UPDATE: Via Attaturk.
Reports from CNBC and our own sources suggest that it was a Citigroup (C) trader that accidentally entered a sell BILLION-size sell trade, when they meant to do million.
Since the market came back and only ended down over 3%, all the focus now is on what happened. There's going to be an investigation into Proctor & Gamble (PG) trading, Accenture (ACN) and the market as a whole.
O.K., this pretty much makes my point. Any time we can experience an almost instantaneous meltdown of the Dow Jones due to a single keystroke error, then this system is really screwed and we are f*cked. I don't care if the market recovered pretty quickly. This is a screwed up system. One more thing in our society that no one really understands, but is yet entirely of our making.

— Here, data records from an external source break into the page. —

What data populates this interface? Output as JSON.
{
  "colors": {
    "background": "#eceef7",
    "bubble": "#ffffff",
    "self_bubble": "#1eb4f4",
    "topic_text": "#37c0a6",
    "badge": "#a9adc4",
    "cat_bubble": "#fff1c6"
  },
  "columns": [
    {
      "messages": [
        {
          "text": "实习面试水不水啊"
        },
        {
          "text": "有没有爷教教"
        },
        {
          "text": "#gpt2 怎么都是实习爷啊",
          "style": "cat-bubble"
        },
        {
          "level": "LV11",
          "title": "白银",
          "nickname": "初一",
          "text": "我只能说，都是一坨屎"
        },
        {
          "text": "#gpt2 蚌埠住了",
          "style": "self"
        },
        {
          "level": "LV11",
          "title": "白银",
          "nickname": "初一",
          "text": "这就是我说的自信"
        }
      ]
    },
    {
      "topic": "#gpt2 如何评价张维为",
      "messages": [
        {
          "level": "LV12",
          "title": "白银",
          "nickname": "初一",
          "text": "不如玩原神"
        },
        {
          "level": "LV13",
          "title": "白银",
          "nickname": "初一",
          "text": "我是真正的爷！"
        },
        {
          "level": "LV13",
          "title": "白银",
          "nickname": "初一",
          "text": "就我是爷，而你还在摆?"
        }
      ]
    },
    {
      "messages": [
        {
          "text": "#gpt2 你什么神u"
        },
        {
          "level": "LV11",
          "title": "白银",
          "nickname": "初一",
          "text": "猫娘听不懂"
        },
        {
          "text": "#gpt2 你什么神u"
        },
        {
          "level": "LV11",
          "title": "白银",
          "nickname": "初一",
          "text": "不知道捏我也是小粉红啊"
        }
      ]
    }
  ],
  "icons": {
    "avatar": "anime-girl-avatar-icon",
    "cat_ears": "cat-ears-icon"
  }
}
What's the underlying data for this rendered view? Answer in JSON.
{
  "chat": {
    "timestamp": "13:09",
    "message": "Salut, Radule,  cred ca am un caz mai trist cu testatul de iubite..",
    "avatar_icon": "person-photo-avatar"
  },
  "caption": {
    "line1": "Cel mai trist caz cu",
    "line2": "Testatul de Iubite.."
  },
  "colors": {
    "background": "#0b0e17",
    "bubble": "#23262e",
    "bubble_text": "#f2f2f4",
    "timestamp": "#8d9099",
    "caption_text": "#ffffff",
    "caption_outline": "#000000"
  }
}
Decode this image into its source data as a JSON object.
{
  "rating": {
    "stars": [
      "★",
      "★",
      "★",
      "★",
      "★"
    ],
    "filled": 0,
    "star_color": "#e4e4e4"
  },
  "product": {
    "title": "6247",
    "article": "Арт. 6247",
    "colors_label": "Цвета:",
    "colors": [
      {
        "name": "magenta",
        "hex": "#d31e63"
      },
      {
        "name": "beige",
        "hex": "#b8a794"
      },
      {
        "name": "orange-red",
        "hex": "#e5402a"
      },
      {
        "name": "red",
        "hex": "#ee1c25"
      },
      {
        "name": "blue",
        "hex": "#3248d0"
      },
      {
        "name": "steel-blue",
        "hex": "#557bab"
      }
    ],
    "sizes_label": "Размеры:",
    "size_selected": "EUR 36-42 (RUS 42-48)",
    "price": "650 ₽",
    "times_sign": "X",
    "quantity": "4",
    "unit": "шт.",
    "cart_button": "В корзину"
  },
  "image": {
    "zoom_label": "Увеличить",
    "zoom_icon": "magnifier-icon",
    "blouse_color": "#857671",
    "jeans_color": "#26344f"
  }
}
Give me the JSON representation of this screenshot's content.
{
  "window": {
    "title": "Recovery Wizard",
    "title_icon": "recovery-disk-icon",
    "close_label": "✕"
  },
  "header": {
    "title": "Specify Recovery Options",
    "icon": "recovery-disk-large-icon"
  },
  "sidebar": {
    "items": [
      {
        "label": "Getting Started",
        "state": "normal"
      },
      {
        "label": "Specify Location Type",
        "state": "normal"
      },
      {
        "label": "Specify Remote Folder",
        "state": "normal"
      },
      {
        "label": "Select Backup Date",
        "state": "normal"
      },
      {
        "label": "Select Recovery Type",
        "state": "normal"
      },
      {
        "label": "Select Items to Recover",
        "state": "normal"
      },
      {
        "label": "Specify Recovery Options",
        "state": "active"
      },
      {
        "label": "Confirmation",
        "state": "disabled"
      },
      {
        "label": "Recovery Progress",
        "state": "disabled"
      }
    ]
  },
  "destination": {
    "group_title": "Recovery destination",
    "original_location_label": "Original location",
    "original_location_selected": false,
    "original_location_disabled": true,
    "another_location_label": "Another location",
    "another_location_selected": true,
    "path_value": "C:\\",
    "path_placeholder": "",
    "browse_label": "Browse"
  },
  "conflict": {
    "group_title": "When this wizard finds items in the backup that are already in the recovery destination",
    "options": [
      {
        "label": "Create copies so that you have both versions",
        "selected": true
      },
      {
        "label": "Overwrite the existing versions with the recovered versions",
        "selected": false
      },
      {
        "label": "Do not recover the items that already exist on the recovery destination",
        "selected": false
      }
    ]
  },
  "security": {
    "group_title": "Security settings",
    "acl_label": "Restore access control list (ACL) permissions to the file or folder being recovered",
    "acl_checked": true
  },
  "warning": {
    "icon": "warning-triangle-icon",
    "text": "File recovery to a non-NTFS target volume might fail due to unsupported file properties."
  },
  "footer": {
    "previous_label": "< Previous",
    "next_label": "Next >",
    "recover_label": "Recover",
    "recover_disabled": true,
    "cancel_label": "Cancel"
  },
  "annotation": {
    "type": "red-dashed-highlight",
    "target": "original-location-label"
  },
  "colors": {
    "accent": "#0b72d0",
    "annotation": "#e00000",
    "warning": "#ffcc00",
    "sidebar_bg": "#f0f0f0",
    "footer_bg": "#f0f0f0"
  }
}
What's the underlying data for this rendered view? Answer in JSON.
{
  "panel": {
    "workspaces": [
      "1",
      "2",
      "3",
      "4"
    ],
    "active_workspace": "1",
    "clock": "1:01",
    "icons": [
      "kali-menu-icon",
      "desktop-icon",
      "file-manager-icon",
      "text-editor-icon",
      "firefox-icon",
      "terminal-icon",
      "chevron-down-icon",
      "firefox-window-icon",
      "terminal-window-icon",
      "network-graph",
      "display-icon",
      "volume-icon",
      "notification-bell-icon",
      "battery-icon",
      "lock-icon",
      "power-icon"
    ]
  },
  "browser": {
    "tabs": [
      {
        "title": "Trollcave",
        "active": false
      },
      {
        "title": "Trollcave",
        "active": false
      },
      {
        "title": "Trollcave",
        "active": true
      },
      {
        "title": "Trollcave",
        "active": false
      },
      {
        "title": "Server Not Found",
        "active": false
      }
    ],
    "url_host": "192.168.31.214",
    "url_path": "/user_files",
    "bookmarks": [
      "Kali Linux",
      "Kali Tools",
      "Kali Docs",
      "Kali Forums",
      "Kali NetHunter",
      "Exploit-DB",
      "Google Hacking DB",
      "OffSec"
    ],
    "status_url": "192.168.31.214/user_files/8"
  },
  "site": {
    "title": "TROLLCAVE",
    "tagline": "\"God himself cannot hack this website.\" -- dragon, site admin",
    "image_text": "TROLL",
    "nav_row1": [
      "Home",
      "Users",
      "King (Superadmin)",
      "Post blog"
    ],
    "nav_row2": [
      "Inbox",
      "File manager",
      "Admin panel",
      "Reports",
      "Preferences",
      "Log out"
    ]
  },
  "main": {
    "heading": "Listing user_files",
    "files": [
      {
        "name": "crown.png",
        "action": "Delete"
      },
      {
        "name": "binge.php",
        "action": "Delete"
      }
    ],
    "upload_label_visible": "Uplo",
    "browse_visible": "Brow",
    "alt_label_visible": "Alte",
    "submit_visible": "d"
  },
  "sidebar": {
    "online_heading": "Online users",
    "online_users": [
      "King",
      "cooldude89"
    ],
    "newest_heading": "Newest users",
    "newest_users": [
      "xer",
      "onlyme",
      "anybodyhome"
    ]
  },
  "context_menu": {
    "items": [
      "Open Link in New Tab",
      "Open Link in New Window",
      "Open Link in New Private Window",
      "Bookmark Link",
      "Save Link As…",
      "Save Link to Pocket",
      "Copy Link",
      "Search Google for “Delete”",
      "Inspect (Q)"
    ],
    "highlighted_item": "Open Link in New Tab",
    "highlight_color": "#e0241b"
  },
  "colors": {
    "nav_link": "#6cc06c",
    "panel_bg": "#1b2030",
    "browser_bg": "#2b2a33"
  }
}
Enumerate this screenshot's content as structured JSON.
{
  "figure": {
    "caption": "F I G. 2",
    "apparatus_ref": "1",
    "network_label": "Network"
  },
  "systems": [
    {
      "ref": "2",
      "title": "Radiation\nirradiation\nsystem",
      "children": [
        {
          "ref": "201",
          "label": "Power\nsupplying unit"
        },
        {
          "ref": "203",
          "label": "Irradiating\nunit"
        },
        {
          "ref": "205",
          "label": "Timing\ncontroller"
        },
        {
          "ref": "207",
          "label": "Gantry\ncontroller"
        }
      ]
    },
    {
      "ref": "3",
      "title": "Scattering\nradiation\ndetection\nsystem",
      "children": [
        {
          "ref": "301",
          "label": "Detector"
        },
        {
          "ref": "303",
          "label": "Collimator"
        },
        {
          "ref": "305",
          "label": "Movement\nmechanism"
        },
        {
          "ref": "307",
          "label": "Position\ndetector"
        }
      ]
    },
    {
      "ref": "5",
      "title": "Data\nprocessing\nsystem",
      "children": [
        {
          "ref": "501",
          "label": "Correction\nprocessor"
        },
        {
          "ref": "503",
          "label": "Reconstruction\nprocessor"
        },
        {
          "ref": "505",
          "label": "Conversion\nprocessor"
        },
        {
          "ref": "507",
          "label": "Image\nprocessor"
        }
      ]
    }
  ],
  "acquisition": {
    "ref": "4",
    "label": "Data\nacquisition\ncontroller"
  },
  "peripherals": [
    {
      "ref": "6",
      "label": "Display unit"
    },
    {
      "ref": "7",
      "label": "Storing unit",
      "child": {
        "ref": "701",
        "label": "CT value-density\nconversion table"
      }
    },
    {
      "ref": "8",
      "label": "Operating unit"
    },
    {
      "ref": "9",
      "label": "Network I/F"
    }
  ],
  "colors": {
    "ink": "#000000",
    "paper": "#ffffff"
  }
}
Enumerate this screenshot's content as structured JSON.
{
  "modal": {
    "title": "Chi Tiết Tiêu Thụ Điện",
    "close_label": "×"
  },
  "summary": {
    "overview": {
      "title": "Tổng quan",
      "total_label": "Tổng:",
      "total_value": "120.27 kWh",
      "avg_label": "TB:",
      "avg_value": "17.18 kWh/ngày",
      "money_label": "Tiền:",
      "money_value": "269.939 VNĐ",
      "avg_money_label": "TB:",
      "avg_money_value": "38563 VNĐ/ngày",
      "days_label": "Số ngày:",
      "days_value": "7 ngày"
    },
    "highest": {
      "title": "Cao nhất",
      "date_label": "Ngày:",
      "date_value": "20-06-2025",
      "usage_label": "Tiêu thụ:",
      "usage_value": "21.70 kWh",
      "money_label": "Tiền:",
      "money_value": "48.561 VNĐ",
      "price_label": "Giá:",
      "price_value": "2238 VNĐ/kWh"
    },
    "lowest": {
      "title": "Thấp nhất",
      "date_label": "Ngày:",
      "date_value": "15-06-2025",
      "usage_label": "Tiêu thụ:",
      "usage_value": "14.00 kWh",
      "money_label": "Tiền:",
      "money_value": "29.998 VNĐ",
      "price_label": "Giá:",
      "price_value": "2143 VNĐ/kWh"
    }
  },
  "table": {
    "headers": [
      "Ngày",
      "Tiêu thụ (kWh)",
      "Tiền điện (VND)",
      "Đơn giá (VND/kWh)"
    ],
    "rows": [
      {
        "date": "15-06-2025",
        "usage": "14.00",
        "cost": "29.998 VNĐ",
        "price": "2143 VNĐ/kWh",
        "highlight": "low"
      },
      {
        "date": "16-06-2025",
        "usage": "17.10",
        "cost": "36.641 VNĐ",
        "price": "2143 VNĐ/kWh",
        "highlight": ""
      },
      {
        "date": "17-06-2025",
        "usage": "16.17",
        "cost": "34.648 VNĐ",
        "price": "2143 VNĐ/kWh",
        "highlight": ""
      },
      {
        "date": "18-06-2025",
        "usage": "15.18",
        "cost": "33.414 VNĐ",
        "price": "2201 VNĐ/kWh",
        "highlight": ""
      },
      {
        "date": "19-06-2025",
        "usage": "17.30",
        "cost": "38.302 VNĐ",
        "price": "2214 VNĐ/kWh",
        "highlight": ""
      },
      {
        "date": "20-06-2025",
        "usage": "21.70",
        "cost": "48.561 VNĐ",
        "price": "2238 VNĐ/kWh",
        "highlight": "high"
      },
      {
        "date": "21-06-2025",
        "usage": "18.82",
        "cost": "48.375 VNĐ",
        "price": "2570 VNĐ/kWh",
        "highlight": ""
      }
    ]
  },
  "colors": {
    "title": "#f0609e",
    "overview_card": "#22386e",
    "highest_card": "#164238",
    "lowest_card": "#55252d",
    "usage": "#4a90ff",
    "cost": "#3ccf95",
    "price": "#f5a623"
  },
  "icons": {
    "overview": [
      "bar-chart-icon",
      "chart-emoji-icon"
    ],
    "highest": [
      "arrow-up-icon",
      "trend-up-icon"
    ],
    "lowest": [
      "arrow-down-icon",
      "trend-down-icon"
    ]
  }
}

UPDATE II: It appears that people who should know still have no idea of what caused this instantaneous crash and almost as instantaneous recovery. People, human beings, are going through a huge number of trades to try to figure out what happened. They don't know. I am very intrigued by several reports that a number of trades were "obviously in error" and were being cancelled. Really? Now, just how do people know that? We couldn't tell with the Florida ballots in 2000. What makes for an "erroneous trade"? And how do you "cancel" them without screwing over someone else? Maybe it was because some huge corporations lost lots of money, and that is what made their trades "erroneous?" I wonder if the little guy is getting as good attention.
This all reminds me of that old movie "War Games", where a computer sort of takes over and mixes reality and a test exercise to the possible elimination of the human species. Rather silly movie, if nothing more than the presence of Matthew Broderick. However, the part about the computer taking over and causing vast destruction, without the slightest comprehension by the people who designed the computer and without a hope in hell of heading off the catastrophe? That seems really plausible right now.